Ryan Coleman

Weizhi AC Conditioner

Weizhi AC Conditioner

With the Weizhi feeding the whole rig, the better cord you use to feed the Weizhi, the better the whole system will sound—instant upgrade for those who like to tip-toe into higher-end AC cords. This combination of features and performance make the Weizhi a fantastic, no-brainer recommendation on my part (other than the considerable price). I ended up buying it and encourage any audiophile in the market to listen to one before making any purchasing decisions. It's that good. $3200

Reviewed in Issue 52


Audio Horizons Preamplifier

Audio Horizons

While I've come across better performance, I've not come across a better value in high end audio than the Audio Horizons TP 2.2. And while I did not buy the sample, let me end the suspense: I bought one configured to my tastes (as yours would be). This is a must audition product if you're in the market for a preamp. $2750

Reviewed in Issue 49


Ed Kobesky

SoundSmith Carmen phono cartridge


There's nothing quite like this unusual but excellent moving iron design at the price.
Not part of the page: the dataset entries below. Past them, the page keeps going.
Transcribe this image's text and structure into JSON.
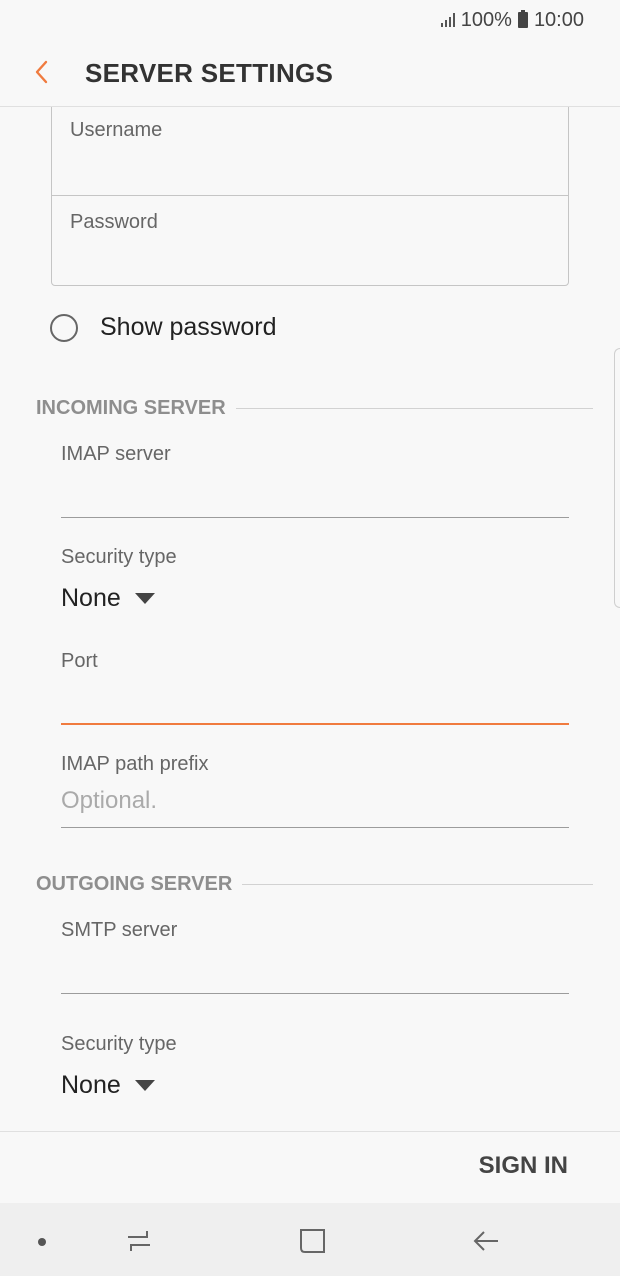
{
  "status_bar": {
    "battery": "100%",
    "time": "10:00"
  },
  "app_bar": {
    "title": "SERVER SETTINGS",
    "back_icon": "chevron-left-icon",
    "accent_color": "#f07b3f"
  },
  "account": {
    "username_label": "Username",
    "username_value": "",
    "password_label": "Password",
    "password_value": "",
    "show_password_label": "Show password",
    "show_password_checked": false
  },
  "incoming": {
    "section_title": "INCOMING SERVER",
    "server_label": "IMAP server",
    "server_value": "",
    "security_label": "Security type",
    "security_value": "None",
    "port_label": "Port",
    "port_value": "",
    "path_prefix_label": "IMAP path prefix",
    "path_prefix_placeholder": "Optional."
  },
  "outgoing": {
    "section_title": "OUTGOING SERVER",
    "server_label": "SMTP server",
    "server_value": "",
    "security_label": "Security type",
    "security_value": "None"
  },
  "footer": {
    "sign_in_label": "SIGN IN"
  },
  "nav_bar": {
    "icons": [
      "dot-icon",
      "recent-apps-icon",
      "home-icon",
      "back-arrow-icon"
    ]
  }
}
It strikes a unique balance between moving magnet smoothness and moving coil speed – and the healthy 2.12mV output means just about any MM phono stage will do. With a notably rich and textured midrange and warm yet detailed treble, it's endlessly listenable. It's almost impossible to fault technically: tracking is superb, and at a scant 1.2 grams. Backgrounds are profoundly quiet and channel separation is exceptional. Thanks to threaded screw holes, mounting is easy, and virtually every other cartridge maker on the planet could take a lesson from SoundSmith's through setup manual. Its somewhat back-row perspective and natural, un-hyped character may not suit certain systems but on the whole, this handcrafted, wood-bodied cartridge is a great value for just a tick under $500. It also works wonders taming clinical-sounding front ends without sacrificing articulation, and for breathing new life into older mid-fi turntables. Bonus: each one is handmade in the USA and can be customized in your choice of medium or high compliance and capacitive loading of 100pF or 400pF. $499.95

Reviewed in Issue 50


Michael Wechsberg

Silicon Arts Next Class "Si2" Micro Integration Line Products


Silicon Arts


If you need a set of small stereo components for a small to medium size room you can get world class performance for a decidedly out of this world low cost. The Silicon Arts/Concert Fidelity Next Class Micro Integration Line consists of a line stage, a power amplifier and a digital-to-analog converter that are feather light and take up only about ½ square foot of space on a shelf. But the sound out of these baby size components is nothing short of amazing! The Silicon Arts/Concert Fidelity house sound is clear, fast, dynamic and transparent with outstanding timbral accuracy and spatial perspective. When teamed with a good set of interconnects and efficient, high-quality speakers you can hear sound quality out of these tots that approaches the sound of their big brothers at 1/10th the cost. I only recommend using the Micro Integration Line products as a set of three because they are picky about signal levels and dynamic range. The power amp only puts out about 10W so your speakers have to be able to reach satisfactory levels with this low drive power, but if you find a good match you will be in heaven. US distributor Hajime Sato can help you with recommendations for compatible speakers and accessories. I suggest you run to the phone and call him right away!

Silicon Arts Next Class Si2 Preamplifier: $1580

Silicon Arts Next Class Si2 Power Amp: $1420

Silicon Arts Next Class Si2 DAC: $1260

Reviewed in Issue 48